It's aptly called the Lamborghini "Huracam."
To capture those fancy high-speed tracking shots of high-performance cars in movies and TV, production companies often modify their camera cars so they can keep up. For the 2014 Need for Speed film, a modified Saleen Mustang and Ferrari 458 Italia were used to film the various race and chase scenes and the result is spectacular, superbly capturing the sense of speed on-screen. For years the Ferrari was hailed as the world's fastest car, but it's now been beaten by a Lamborghini Huracan modified by Incline Dynamic Outlet.
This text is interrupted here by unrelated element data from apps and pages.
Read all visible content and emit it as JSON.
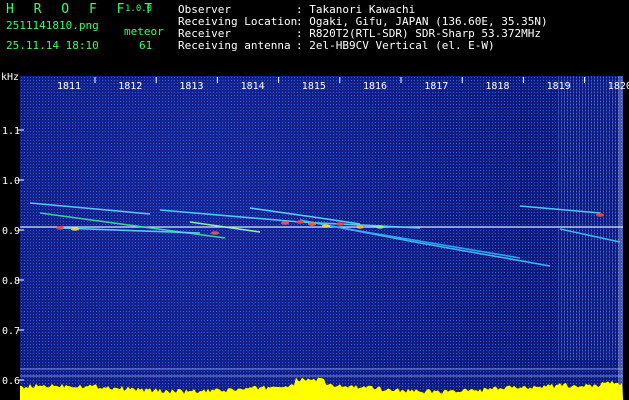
{
  "header": {
    "brand": "H R O F F T",
    "version": "1.0.0",
    "filename": "2511141810.png",
    "datetime": "25.11.14 18:10",
    "meteor_label": "meteor",
    "meteor_count": "61"
  },
  "meta": [
    {
      "key": "Observer",
      "value": ": Takanori Kawachi"
    },
    {
      "key": "Receiving Location",
      "value": ": Ogaki, Gifu, JAPAN (136.60E, 35.35N)"
    },
    {
      "key": "Receiver",
      "value": ": R820T2(RTL-SDR) SDR-Sharp 53.372MHz"
    },
    {
      "key": "Receiving antenna",
      "value": ": 2el-HB9CV Vertical (el. E-W)"
    }
  ],
  "chart_data": {
    "type": "heatmap",
    "ylabel": "kHz",
    "y_ticks": [
      "1.1",
      "1.0",
      "0.9",
      "0.8",
      "0.7",
      "0.6"
    ],
    "x_ticks": [
      "1811",
      "1812",
      "1813",
      "1814",
      "1815",
      "1816",
      "1817",
      "1818",
      "1819",
      "1820"
    ],
    "carrier_khz": 0.906
  },
  "colors": {
    "background": "#0c1a7a",
    "text_green": "#33ff66",
    "histogram": "#ffff00"
  }
}
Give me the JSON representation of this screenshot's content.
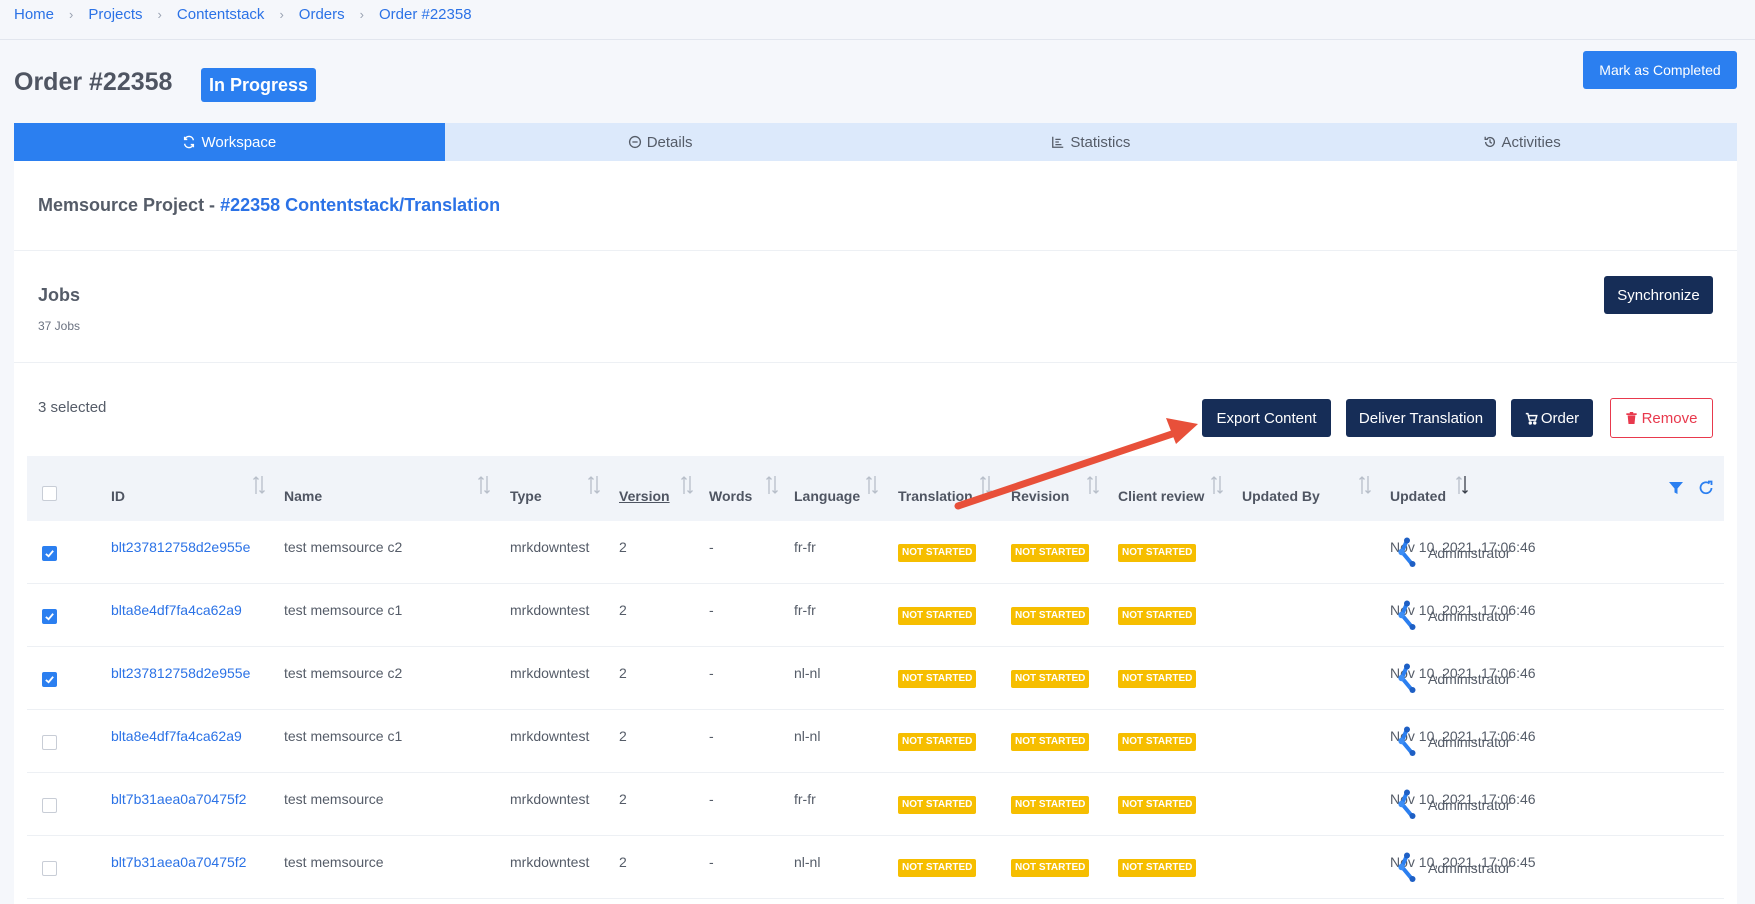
{
  "breadcrumb": [
    "Home",
    "Projects",
    "Contentstack",
    "Orders",
    "Order #22358"
  ],
  "order": {
    "title": "Order #22358",
    "status": "In Progress"
  },
  "header": {
    "mark_completed_label": "Mark as Completed"
  },
  "tabs": [
    {
      "label": "Workspace",
      "icon": "workspace-icon",
      "active": true
    },
    {
      "label": "Details",
      "icon": "details-icon",
      "active": false
    },
    {
      "label": "Statistics",
      "icon": "statistics-icon",
      "active": false
    },
    {
      "label": "Activities",
      "icon": "activities-icon",
      "active": false
    }
  ],
  "project": {
    "prefix": "Memsource Project - ",
    "link": "#22358 Contentstack/Translation"
  },
  "jobs": {
    "title": "Jobs",
    "count": "37 Jobs",
    "sync_label": "Synchronize"
  },
  "selection": {
    "text": "3 selected"
  },
  "actions": {
    "export": "Export Content",
    "deliver": "Deliver Translation",
    "order": "Order",
    "remove": "Remove"
  },
  "table": {
    "headers": [
      "ID",
      "Name",
      "Type",
      "Version",
      "Words",
      "Language",
      "Translation",
      "Revision",
      "Client review",
      "Updated By",
      "Updated"
    ],
    "rows": [
      {
        "checked": true,
        "id": "blt237812758d2e955e",
        "name": "test memsource c2",
        "type": "mrkdowntest",
        "version": "2",
        "words": "-",
        "language": "fr-fr",
        "translation": "NOT STARTED",
        "revision": "NOT STARTED",
        "client_review": "NOT STARTED",
        "updated_by": "Administrator",
        "updated": "Nov 10, 2021, 17:06:46"
      },
      {
        "checked": true,
        "id": "blta8e4df7fa4ca62a9",
        "name": "test memsource c1",
        "type": "mrkdowntest",
        "version": "2",
        "words": "-",
        "language": "fr-fr",
        "translation": "NOT STARTED",
        "revision": "NOT STARTED",
        "client_review": "NOT STARTED",
        "updated_by": "Administrator",
        "updated": "Nov 10, 2021, 17:06:46"
      },
      {
        "checked": true,
        "id": "blt237812758d2e955e",
        "name": "test memsource c2",
        "type": "mrkdowntest",
        "version": "2",
        "words": "-",
        "language": "nl-nl",
        "translation": "NOT STARTED",
        "revision": "NOT STARTED",
        "client_review": "NOT STARTED",
        "updated_by": "Administrator",
        "updated": "Nov 10, 2021, 17:06:46"
      },
      {
        "checked": false,
        "id": "blta8e4df7fa4ca62a9",
        "name": "test memsource c1",
        "type": "mrkdowntest",
        "version": "2",
        "words": "-",
        "language": "nl-nl",
        "translation": "NOT STARTED",
        "revision": "NOT STARTED",
        "client_review": "NOT STARTED",
        "updated_by": "Administrator",
        "updated": "Nov 10, 2021, 17:06:46"
      },
      {
        "checked": false,
        "id": "blt7b31aea0a70475f2",
        "name": "test memsource",
        "type": "mrkdowntest",
        "version": "2",
        "words": "-",
        "language": "fr-fr",
        "translation": "NOT STARTED",
        "revision": "NOT STARTED",
        "client_review": "NOT STARTED",
        "updated_by": "Administrator",
        "updated": "Nov 10, 2021, 17:06:46"
      },
      {
        "checked": false,
        "id": "blt7b31aea0a70475f2",
        "name": "test memsource",
        "type": "mrkdowntest",
        "version": "2",
        "words": "-",
        "language": "nl-nl",
        "translation": "NOT STARTED",
        "revision": "NOT STARTED",
        "client_review": "NOT STARTED",
        "updated_by": "Administrator",
        "updated": "Nov 10, 2021, 17:06:45"
      }
    ]
  },
  "colors": {
    "primary": "#2b7ff0",
    "navy": "#162d57",
    "danger": "#e8394d",
    "warning": "#f6be00",
    "annotation": "#e8503a"
  }
}
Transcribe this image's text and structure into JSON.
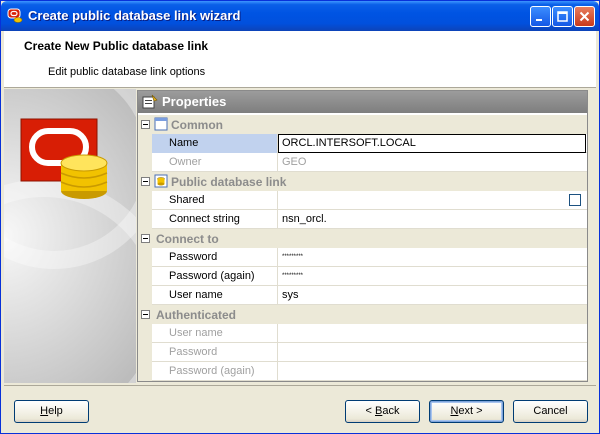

The production company has mounted a $600,000 gyro-stabilized camera rig to the $200,000 supercar, which has been aptly named the Lamborghini "Huracam." It took several months just to develop and fabricate the frame and camera controls-because when you have equipment worth over half a million dollars dangling over the front of a supercar, the platform needs to be as stable as possible when driving at high speed. The gimbal is from a company called Gyro Stabilized Systems, while the camera is reportedly a Red Epic, according to The Drive. Thanks to its V10, 610-hp engine enabling a top speed of 201 mph, the Huracam should be more than capable of capturing spectacular high-speed shots in future movies.
Zero to 62 mph takes 3.2 seconds in the standard car, but the extra weight added by the cumbersome camera equipment will have no doubt slowed it down. Bugatti also converted a Chiron into an insanely fast camera car, but that was a one-off used to record last year's top speed run. The Huracam, on the other hand, will presumably be used for future productions, making it the world's fastest camera car currently in use.